Have mercy on me, O God, according to your unfailing love; according to your great compassion blot out my transgressions. Wash away all my iniquity and cleanse me from my sin.Psalm 51:1-2
What a marvelous understanding of the nature of sin and the character of God's forgiveness is found in these verses! There are three things David asks for. First, he understands that sin is like a crime. If criminals are to be delivered from the effects of their crime, they do not need justice but mercy. Sin is an illegal act, a violation of justice, and an act of lawlessness and rebellion and therefore requires mercy.
Then he says,
Blot out my transgressions, and thereby he reveals that he understands sin is like a debt. It is something owed, an account that has accumulated and needs to be erased.
Finally he cries,
Wash away all my iniquity and cleanse me from my sin. He understands that sin is like an ugly stain, a defilement upon the soul. Even though the act fades into the past, the dirty defiling stain remains a stigma upon the heart. So he cries out and asks to be delivered from these things.
Notice that David understands well the basis for forgiveness. He asks on the basis of two things: first,
according to your unfailing love. He understands that he himself deserves nothing from God, that God is not bound to forgive him. Some people are never able to realize forgiveness because they think they deserve it, that God owes it to them. But David knows better. He realizes that only because of God's love may he even approach God to ask. On the basis of that unqualified acceptance, that marvelous continuing love-that-will-not-let-me-go, he says to God,
I am coming to you and asking now for this.
Second, as David appeals to God
according to your great compassion, he again indicates his understanding of the character of God. God is not a penny pincher; He does not dole out bits of mercy, drop by drop. No, He pours it out. His are abundant mercies. When God forgives, He forgives beyond our utmost imaginings. Two figures of speech that are used in the Old Testament depict the forgiveness of God.
As far as the east is from the west, so far has he removed our transgressions from us (Psalm 103:12). How far is that? Well, how far do you have to go east before you start going west? You never come to west. Then God says He will
hurl all our iniquities into the depths of the sea (Micah 7:19). Someone has added that he puts up a sign that reads
NO FISHING. Do not go down there and try to fish old sins out once God has dealt with them. What relief comes when we begin to understand this fullness of God's forgiveness.
Father, thank You that I can come to You with my sin and cry out for mercy and love. Your love is steadfast; your mercy is abundant. I trust that You are always willing to forgive.

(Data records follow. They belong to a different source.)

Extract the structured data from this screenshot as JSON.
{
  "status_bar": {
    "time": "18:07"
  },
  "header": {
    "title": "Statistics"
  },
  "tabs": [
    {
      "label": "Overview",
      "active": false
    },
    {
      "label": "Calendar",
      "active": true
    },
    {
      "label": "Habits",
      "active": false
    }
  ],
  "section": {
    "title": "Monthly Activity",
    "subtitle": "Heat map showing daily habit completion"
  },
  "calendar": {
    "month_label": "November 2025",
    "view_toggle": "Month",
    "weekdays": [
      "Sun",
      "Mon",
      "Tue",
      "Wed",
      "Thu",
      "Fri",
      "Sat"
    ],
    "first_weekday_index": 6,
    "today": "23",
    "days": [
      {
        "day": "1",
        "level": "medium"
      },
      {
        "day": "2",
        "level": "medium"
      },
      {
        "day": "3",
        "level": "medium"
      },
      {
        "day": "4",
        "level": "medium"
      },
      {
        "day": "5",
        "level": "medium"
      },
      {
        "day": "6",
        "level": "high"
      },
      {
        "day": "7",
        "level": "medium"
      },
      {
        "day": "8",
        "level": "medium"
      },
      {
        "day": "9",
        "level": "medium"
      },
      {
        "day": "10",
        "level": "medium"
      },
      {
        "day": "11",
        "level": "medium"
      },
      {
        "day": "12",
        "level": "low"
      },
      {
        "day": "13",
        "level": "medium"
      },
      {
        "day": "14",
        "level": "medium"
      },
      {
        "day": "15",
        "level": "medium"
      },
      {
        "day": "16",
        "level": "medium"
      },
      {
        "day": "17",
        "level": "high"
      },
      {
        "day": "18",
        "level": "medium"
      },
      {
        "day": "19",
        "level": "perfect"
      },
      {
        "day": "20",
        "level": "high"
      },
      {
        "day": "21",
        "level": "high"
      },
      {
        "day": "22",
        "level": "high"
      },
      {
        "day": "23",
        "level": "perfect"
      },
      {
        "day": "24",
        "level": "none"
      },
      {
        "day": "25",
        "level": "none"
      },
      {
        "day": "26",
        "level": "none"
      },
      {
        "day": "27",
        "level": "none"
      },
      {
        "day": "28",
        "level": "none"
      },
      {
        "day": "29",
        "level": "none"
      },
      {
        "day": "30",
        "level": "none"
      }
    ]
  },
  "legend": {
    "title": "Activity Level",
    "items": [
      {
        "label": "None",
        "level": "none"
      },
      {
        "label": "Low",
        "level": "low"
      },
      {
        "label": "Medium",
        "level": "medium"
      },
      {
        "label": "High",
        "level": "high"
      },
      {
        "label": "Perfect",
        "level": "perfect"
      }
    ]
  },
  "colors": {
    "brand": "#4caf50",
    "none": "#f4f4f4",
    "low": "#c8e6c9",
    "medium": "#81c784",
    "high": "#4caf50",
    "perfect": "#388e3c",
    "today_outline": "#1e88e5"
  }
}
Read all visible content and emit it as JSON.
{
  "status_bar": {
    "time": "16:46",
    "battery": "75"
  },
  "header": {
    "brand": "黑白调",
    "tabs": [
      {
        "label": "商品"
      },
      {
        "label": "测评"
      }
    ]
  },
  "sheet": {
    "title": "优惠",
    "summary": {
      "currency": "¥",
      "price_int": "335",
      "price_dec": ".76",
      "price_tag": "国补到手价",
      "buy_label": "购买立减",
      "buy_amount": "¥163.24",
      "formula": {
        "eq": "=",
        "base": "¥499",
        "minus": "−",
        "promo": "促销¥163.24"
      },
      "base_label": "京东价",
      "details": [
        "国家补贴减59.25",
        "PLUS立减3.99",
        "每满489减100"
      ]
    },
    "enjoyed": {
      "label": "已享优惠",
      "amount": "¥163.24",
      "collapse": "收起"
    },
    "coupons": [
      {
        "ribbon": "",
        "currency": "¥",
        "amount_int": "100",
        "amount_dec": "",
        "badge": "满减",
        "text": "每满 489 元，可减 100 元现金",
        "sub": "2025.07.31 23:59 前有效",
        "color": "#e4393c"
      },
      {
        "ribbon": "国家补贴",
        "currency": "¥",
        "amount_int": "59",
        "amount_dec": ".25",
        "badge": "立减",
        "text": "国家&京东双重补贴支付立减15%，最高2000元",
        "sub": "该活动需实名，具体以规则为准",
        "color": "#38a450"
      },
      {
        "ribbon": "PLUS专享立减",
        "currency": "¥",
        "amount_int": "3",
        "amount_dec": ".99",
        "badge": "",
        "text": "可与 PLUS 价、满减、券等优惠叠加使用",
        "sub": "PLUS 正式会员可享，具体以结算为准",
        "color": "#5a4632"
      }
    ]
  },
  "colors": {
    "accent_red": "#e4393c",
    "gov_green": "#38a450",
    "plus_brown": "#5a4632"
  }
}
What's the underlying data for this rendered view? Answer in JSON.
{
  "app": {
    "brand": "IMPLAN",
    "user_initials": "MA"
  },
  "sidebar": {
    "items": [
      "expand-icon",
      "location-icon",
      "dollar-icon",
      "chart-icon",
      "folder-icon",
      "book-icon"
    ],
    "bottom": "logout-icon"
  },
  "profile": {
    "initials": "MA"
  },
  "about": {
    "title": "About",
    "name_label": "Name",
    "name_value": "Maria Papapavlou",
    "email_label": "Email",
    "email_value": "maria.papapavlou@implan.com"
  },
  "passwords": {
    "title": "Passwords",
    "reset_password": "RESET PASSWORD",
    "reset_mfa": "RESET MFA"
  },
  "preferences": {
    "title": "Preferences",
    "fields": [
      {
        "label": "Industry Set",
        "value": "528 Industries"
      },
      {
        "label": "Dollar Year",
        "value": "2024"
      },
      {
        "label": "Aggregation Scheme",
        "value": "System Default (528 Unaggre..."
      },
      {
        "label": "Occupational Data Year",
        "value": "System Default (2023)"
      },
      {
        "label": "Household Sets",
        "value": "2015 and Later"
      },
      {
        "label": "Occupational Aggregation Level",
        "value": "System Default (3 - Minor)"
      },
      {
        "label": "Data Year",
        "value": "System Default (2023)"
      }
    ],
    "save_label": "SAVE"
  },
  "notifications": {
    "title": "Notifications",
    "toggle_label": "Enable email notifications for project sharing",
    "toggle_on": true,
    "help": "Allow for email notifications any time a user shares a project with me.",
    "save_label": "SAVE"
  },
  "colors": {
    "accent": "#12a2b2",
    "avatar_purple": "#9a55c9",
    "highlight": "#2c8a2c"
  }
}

The Word of God teaches the true nature of sin, and the astounding basis for God's forgiveness. Are we learning to live in these liberating truths?